During your visit to the dental clinic, you'll have the chance to discuss other treatments you might be interested in to help whiten your teeth.
If your teeth have been discoloured by food and drink, smoking or natural ageing, their original shade could be restored with a teeth whitening treatment at the dental clinic.
Professional teeth whitening can only be provided by a suitably qualified dental practitioner. The procedure uses a strong concentration of bleaching agent that's applied to the teeth in layers and activated by a UV light. This bleaching agent penetrates the enamel to brighten the underlying dentine, often by several shades.
In-chair teeth whitening can usually be completed in a single visit. This treatment is not permanent and you may decide to top up your smile when it begins to fade.
An alternative to professional whitening, a home teeth whitening kit provided by your dentist can give comparable results, though it will take longer to get there. Your custom whitening trays should be worn every day for 1 to 2 weeks, depending on how stained your teeth are.

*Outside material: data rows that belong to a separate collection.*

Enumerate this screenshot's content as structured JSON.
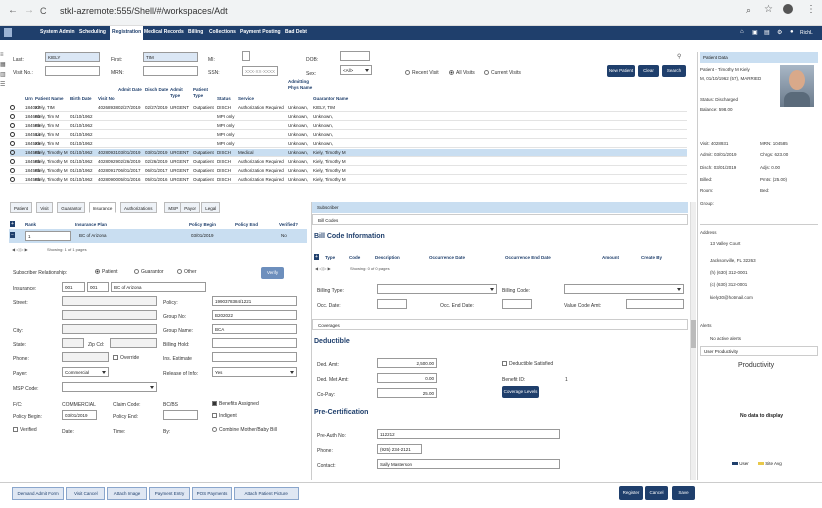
{
  "browser": {
    "url": "stkl-azremote:555/Shell/#/workspaces/Adt",
    "back": "←",
    "forward": "→",
    "reload": "C"
  },
  "nav": {
    "items": [
      "System Admin",
      "Scheduling",
      "Registration",
      "Medical Records",
      "Billing",
      "Collections",
      "Payment Posting",
      "Bad Debt"
    ],
    "active": 2,
    "user": "RichL"
  },
  "search": {
    "last_label": "Last:",
    "last_value": "KIELY",
    "first_label": "First:",
    "first_value": "TIM",
    "mi_label": "MI:",
    "dob_label": "DOB:",
    "visit_label": "Visit No.:",
    "mrn_label": "MRN:",
    "ssn_label": "SSN:",
    "ssn_placeholder": "XXX-XX-XXXX",
    "sex_label": "Sex:",
    "sex_value": "<All>",
    "recent": "Recent Visit",
    "all": "All Visits",
    "current": "Current Visits",
    "new_patient": "New Patient",
    "clear": "Clear",
    "search_btn": "Search"
  },
  "grid": {
    "headers": [
      "Urn",
      "Patient Name",
      "Birth Date",
      "Visit No",
      "Admit Date",
      "Disch Date",
      "Admit Type",
      "Patient Type",
      "Status",
      "Service",
      "Admitting Phys Name",
      "Guarantor Name"
    ],
    "rows": [
      [
        "184027",
        "Kiely, TIM",
        "",
        "40268938",
        "02/27/2019",
        "02/27/2019",
        "URGENT",
        "Outpatient",
        "DISCH",
        "Authorization Required",
        "Unknown,",
        "KIELY, TIM"
      ],
      [
        "184600",
        "Kiely, Tim M",
        "01/10/1962",
        "",
        "",
        "",
        "",
        "",
        "MPI only",
        "",
        "Unknown,",
        "Unknown,"
      ],
      [
        "184509",
        "Kiely, Tim M",
        "01/10/1962",
        "",
        "",
        "",
        "",
        "",
        "MPI only",
        "",
        "Unknown,",
        "Unknown,"
      ],
      [
        "184514",
        "Kiely, Tim M",
        "01/10/1962",
        "",
        "",
        "",
        "",
        "",
        "MPI only",
        "",
        "Unknown,",
        "Unknown,"
      ],
      [
        "184529",
        "Kiely, Tim M",
        "01/10/1962",
        "",
        "",
        "",
        "",
        "",
        "MPI only",
        "",
        "Unknown,",
        "Unknown,"
      ],
      [
        "184505",
        "Kiely, Timothy M",
        "01/10/1962",
        "40280931",
        "03/01/2019",
        "03/01/2019",
        "URGENT",
        "Outpatient",
        "DISCH",
        "Medical",
        "Unknown,",
        "Kiely, Timothy M"
      ],
      [
        "184505",
        "Kiely, Timothy M",
        "01/10/1962",
        "40280929",
        "02/26/2019",
        "02/26/2019",
        "URGENT",
        "Outpatient",
        "DISCH",
        "Authorization Required",
        "Unknown,",
        "Kiely, Timothy M"
      ],
      [
        "184505",
        "Kiely, Timothy M",
        "01/10/1962",
        "40280917",
        "06/01/2017",
        "06/01/2017",
        "URGENT",
        "Outpatient",
        "DISCH",
        "Authorization Required",
        "Unknown,",
        "Kiely, Timothy M"
      ],
      [
        "184505",
        "Kiely, Timothy M",
        "01/10/1962",
        "40280900",
        "05/01/2016",
        "05/01/2016",
        "URGENT",
        "Outpatient",
        "DISCH",
        "Authorization Required",
        "Unknown,",
        "Kiely, Timothy M"
      ]
    ],
    "selected": 5
  },
  "tabs": [
    "Patient",
    "Visit",
    "Guarantor",
    "Insurance",
    "Authorizations",
    "MSP",
    "Payor",
    "Legal"
  ],
  "active_tab": 3,
  "ins": {
    "h_rank": "Rank",
    "h_plan": "Insurance Plan",
    "h_begin": "Policy Begin",
    "h_end": "Policy End",
    "h_verified": "Verified?",
    "rank": "1",
    "plan": "BC of Arizona",
    "begin": "03/01/2019",
    "verified": "No",
    "showing": "Showing: 1 of 1 pages",
    "sub_rel": "Subscriber Relationship:",
    "patient": "Patient",
    "guarantor": "Guarantor",
    "other": "Other",
    "verify": "Verify",
    "insurance_l": "Insurance:",
    "ins_code1": "001",
    "ins_code2": "001",
    "ins_name": "BC of Arizona",
    "street_l": "Street:",
    "policy_l": "Policy:",
    "policy_v": "1990378384/1221",
    "city_l": "City:",
    "group_no_l": "Group No:",
    "group_no_v": "B202022",
    "state_l": "State:",
    "zip_l": "Zip Cd:",
    "group_name_l": "Group Name:",
    "group_name_v": "BCA",
    "phone_l": "Phone:",
    "override": "Override",
    "billing_hold_l": "Billing Hold:",
    "ins_est_l": "Ins. Estimate",
    "payer_l": "Payer:",
    "payer_v": "Commercial",
    "release_l": "Release of Info:",
    "release_v": "Yes",
    "msp_l": "MSP Code:",
    "fc_l": "F/C:",
    "fc_v": "COMMERCIAL",
    "claim_l": "Claim Code:",
    "claim_v": "BC/BS",
    "benefits": "Benefits Assigned",
    "policy_begin_l": "Policy Begin:",
    "policy_begin_v": "03/01/2019",
    "policy_end_l": "Policy End:",
    "indigent": "Indigent",
    "verified_l": "Verified",
    "date_l": "Date:",
    "time_l": "Time:",
    "by_l": "By:",
    "combine": "Combine Mother/Baby Bill"
  },
  "bill": {
    "subscriber": "Subscriber",
    "bill_codes": "Bill Codes",
    "title": "Bill Code Information",
    "h_type": "Type",
    "h_code": "Code",
    "h_desc": "Description",
    "h_occ": "Occurrence Date",
    "h_occ_end": "Occurrence End Date",
    "h_amount": "Amount",
    "h_create": "Create By",
    "showing": "Showing: 0 of 0 pages",
    "billing_type": "Billing Type:",
    "billing_code": "Billing Code:",
    "occ_date": "Occ. Date:",
    "occ_end": "Occ. End Date:",
    "value_code": "Value Code Amt:",
    "coverages": "Coverages",
    "deductible": "Deductible",
    "ded_amt_l": "Ded. Amt:",
    "ded_amt_v": "2,500.00",
    "ded_met_l": "Ded. Met Amt:",
    "ded_met_v": "0.00",
    "copay_l": "Co-Pay:",
    "copay_v": "25.00",
    "ded_sat": "Deductible Satisfied",
    "benefit_id_l": "Benefit ID:",
    "benefit_id_v": "1",
    "coverage_levels": "Coverage Levels",
    "precert": "Pre-Certification",
    "preauth_l": "Pre-Auth No:",
    "preauth_v": "112212",
    "phone_l": "Phone:",
    "phone_v": "(925) 234-2121",
    "contact_l": "Contact:",
    "contact_v": "Sally Masterson"
  },
  "patient_data": {
    "title": "Patient Data",
    "name": "Patient - Timothy M Kiely",
    "line2": "M, 01/10/1962 (57), MARRIED",
    "status": "Status: Discharged",
    "balance": "Balance: 598.00",
    "visit": "Visit: 4028931",
    "mrn": "MRN: 104585",
    "admit": "Admit: 03/01/2019",
    "chrgs": "Chrgs: 623.00",
    "disch": "Disch: 03/01/2019",
    "adjs": "Adjs: 0.00",
    "billed": "Billed:",
    "pmts": "Pmts: (25.00)",
    "room": "Room:",
    "bed": "Bed:",
    "group": "Group:",
    "address_l": "Address",
    "addr1": "13 Valley Court",
    "addr2": "Jacksonville, FL 32263",
    "phone_h": "(630) 312-0001",
    "phone_c": "(630) 312-0001",
    "email": "kiely30@hotmail.com",
    "alerts_l": "Alerts",
    "alerts_v": "No active alerts",
    "user_prod": "User Productivity",
    "productivity": "Productivity",
    "no_data": "No data to display",
    "legend_user": "User",
    "legend_site": "Site Avg"
  },
  "footer": {
    "buttons": [
      "Demand Admit Form",
      "Visit Cancel",
      "Attach Image",
      "Payment Entry",
      "POS Payments",
      "Attach Patient Picture"
    ],
    "register": "Register",
    "cancel": "Cancel",
    "save": "Save"
  },
  "colors": {
    "nav": "#1f3f6c",
    "accent": "#1f3f6c",
    "selected": "#c9def1"
  }
}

Home whitening kits use a lower concentration of bleaching agent, but they must still be used with care to avoid the chemical touching the soft tissues in your mouth. Generic whitening kits, strips and toothpastes bought over the counter are less reliable than a personalised take-home kit from your dentist and may lead to uneven results.
Not all tooth discolouration can be treated with bleaching. If the stains are darker or you want a more permanent option, you could consider dental veneers. These are placed over the teeth to change how your smile looks.
Veneers are made from either porcelain or a composite resin and are custom made to fit over your teeth. Once bonded into place, your veneers need to be cared for to avoid them being damaged or coming loose.
If your teeth have thin enamel, or they've been damaged or weakened in other ways, your dentist could restore their strength and change their appearance by fitting dental crowns.
Crowns are custom made to fit over your teeth and can be made in a shade of your choice. If you have older crowns that have discoloured, these won't be affected by teeth whitening treatments, so you may choose to have them replaced.
Treatments that are solely cosmetic such as teeth whitening and veneers aren't covered by health insurance in Australia, but you can ask your dentist about any promotions they offer or payment plans that could help to make your treatment more affordable.
Crowns and other treatments that have oral health benefits may be covered by your health fund, depending on your coverage.
If you want to lift stains from your teeth, book a consultation with our dentists to find out more about teeth whitening, veneers and other treatments we offer at our Gold Coast dental clinic.
Call our team on 07 5575 9100 or visit us in Robina Town Shopping Centre to find out all your options for getting the smile you want.
Healthdirect. Dental care tips [Online] 2017 [Accessed May 2020] Available from: https://www.healthdirect.gov.au/dental-care-tips
Healthdirect. Teeth whitening [Online] 2018 [Accessed May 2020] Available from: https://www.healthdirect.gov.au/teeth-whitening
Australian Dental Association. Teeth Whitening: Getting the best result for your smile [Online] 2016 [Accessed May 2020] Available from: https://www.ada.org.au/getattachment/Your-Dental-Health/Resources-for-Professionals/Resources-for-Teens-12-17/Teeth-whitening-the-best-result-for-your-smile/Teeth-whitening,-getting-the-best-result-for-your-smile.pdf.aspx
Healthdirect. Veneers [Online] 2018 [Accessed May 2020] Available from: https://www.healthdirect.gov.au/veneers